a universal printer for Haskell?

Bernard James POPE bjpop@cs.mu.OZ.AU
Tue, 19 Feb 2002 20:18:34 +1100 (EST)

Hi Christoph and all,

> > Bernie: talking about universal printer...

> yes, I'm such a Haskell programmer that would like such a mechanism but
> it only makes sense for me if you also have the inverse function.

For the simple scheme I presented the inverse is easy enough.

> In this case, you could save the state of your computation on disk and
> recover it later, send run-time functions to a remote machine 
> and execute them on that machine with full control by the programmer.
> This marshalling/unmarshalling mechanism is provided partially by
> some Haskell tools. 

Handling functions is always going to be hard. Actually, a related issue
in Haskell is what do you do with partially evaluated structures? 
Certainly in some circumstances you don't want to force the value just so
that you can write it out. If you compiled to byte code, life would be a lot
easier, however everything will get a lot messier if you want to mix
machine code and byte code. urgh...

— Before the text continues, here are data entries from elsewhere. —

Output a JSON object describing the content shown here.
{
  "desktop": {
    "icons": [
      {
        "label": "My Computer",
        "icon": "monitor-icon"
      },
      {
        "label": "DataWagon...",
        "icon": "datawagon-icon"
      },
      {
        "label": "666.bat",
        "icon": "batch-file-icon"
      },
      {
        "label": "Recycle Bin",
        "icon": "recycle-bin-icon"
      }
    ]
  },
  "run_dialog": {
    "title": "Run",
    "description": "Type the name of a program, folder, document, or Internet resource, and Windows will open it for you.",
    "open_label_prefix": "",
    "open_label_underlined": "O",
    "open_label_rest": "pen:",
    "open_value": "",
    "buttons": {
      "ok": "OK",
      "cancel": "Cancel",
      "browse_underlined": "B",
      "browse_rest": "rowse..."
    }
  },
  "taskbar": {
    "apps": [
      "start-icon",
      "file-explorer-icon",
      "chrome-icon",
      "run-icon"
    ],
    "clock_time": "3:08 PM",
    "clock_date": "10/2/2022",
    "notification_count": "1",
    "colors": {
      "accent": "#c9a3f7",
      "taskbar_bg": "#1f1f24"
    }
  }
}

I carefully avoided functions, because they require a lot more effort.

> Probably the reason that this mechanism doen't exist in Haskell yet is that
> it is difficult to implement. 

It is especially difficult if you want to make persistent data across
different implementations of the language. It would be nice if you
could write out some data to file from GHC and then read it in using NHC :)
There are obviously various degress of "persistence".

I think Clean has a prototype persistence mechanism, I saw a short demo
late last year. I'm not sure how they represent functional values. 
I think you can only read the data from within the same program that wrote
the data.